Exercise objective | Whatever the records below say, write them all out exactly.

(Website and app data records)
******
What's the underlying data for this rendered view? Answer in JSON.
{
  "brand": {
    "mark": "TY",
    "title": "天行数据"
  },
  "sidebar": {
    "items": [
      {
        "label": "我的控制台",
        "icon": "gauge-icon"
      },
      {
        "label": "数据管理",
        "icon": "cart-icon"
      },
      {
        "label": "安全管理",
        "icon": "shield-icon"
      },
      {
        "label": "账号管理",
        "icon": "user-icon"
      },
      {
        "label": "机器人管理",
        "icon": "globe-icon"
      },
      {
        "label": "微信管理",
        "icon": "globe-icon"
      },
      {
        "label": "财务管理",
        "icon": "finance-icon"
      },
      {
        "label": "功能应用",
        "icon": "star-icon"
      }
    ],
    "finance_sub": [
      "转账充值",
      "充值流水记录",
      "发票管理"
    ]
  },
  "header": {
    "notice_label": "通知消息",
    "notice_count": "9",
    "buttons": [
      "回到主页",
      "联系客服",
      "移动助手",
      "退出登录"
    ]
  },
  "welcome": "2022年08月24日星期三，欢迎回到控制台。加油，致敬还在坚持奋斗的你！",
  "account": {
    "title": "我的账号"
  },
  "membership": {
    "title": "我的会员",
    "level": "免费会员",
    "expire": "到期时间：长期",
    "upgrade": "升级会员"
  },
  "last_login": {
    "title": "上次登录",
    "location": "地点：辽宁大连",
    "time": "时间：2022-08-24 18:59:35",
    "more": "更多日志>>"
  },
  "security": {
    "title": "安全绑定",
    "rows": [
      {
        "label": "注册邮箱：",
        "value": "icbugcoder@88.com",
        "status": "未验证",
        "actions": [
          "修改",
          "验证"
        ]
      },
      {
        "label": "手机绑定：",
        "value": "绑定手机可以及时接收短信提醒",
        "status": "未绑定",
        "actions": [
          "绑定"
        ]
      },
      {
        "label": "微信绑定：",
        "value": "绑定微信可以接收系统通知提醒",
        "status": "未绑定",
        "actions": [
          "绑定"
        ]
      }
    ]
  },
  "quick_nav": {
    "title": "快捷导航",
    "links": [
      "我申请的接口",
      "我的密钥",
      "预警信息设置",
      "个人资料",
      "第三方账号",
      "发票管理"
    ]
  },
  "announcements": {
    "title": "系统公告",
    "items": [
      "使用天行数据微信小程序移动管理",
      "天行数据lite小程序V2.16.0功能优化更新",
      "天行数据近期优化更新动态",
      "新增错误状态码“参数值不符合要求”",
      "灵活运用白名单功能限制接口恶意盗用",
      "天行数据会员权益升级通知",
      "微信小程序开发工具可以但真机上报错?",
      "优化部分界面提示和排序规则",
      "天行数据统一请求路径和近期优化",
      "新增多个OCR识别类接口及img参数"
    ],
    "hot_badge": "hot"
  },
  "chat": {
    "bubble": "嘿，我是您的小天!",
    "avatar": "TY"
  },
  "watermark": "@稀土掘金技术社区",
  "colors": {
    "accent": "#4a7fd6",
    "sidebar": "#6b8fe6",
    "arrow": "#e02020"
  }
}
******
Response area |
What's the underlying data for this rendered view? Answer in JSON.
{
  "brand": {
    "mark": "TY",
    "title": "天行数据"
  },
  "sidebar": {
    "items": [
      {
        "label": "我的控制台",
        "icon": "gauge-icon"
      },
      {
        "label": "数据管理",
        "icon": "cart-icon"
      },
      {
        "label": "安全管理",
        "icon": "shield-icon"
      },
      {
        "label": "账号管理",
        "icon": "user-icon"
      },
      {
        "label": "机器人管理",
        "icon": "globe-icon"
      },
      {
        "label": "微信管理",
        "icon": "globe-icon"
      },
      {
        "label": "财务管理",
        "icon": "finance-icon"
      },
      {
        "label": "功能应用",
        "icon": "star-icon"
      }
    ],
    "finance_sub": [
      "转账充值",
      "充值流水记录",
      "发票管理"
    ]
  },
  "header": {
    "notice_label": "通知消息",
    "notice_count": "9",
    "buttons": [
      "回到主页",
      "联系客服",
      "移动助手",
      "退出登录"
    ]
  },
  "welcome": "2022年08月24日星期三，欢迎回到控制台。加油，致敬还在坚持奋斗的你！",
  "account": {
    "title": "我的账号"
  },
  "membership": {
    "title": "我的会员",
    "level": "免费会员",
    "expire": "到期时间：长期",
    "upgrade": "升级会员"
  },
  "last_login": {
    "title": "上次登录",
    "location": "地点：辽宁大连",
    "time": "时间：2022-08-24 18:59:35",
    "more": "更多日志>>"
  },
  "security": {
    "title": "安全绑定",
    "rows": [
      {
        "label": "注册邮箱：",
        "value": "icbugcoder@88.com",
        "status": "未验证",
        "actions": [
          "修改",
          "验证"
        ]
      },
      {
        "label": "手机绑定：",
        "value": "绑定手机可以及时接收短信提醒",
        "status": "未绑定",
        "actions": [
          "绑定"
        ]
      },
      {
        "label": "微信绑定：",
        "value": "绑定微信可以接收系统通知提醒",
        "status": "未绑定",
        "actions": [
          "绑定"
        ]
      }
    ]
  },
  "quick_nav": {
    "title": "快捷导航",
    "links": [
      "我申请的接口",
      "我的密钥",
      "预警信息设置",
      "个人资料",
      "第三方账号",
      "发票管理"
    ]
  },
  "announcements": {
    "title": "系统公告",
    "items": [
      "使用天行数据微信小程序移动管理",
      "天行数据lite小程序V2.16.0功能优化更新",
      "天行数据近期优化更新动态",
      "新增错误状态码“参数值不符合要求”",
      "灵活运用白名单功能限制接口恶意盗用",
      "天行数据会员权益升级通知",
      "微信小程序开发工具可以但真机上报错?",
      "优化部分界面提示和排序规则",
      "天行数据统一请求路径和近期优化",
      "新增多个OCR识别类接口及img参数"
    ],
    "hot_badge": "hot"
  },
  "chat": {
    "bubble": "嘿，我是您的小天!",
    "avatar": "TY"
  },
  "watermark": "@稀土掘金技术社区",
  "colors": {
    "accent": "#4a7fd6",
    "sidebar": "#6b8fe6",
    "arrow": "#e02020"
  }
}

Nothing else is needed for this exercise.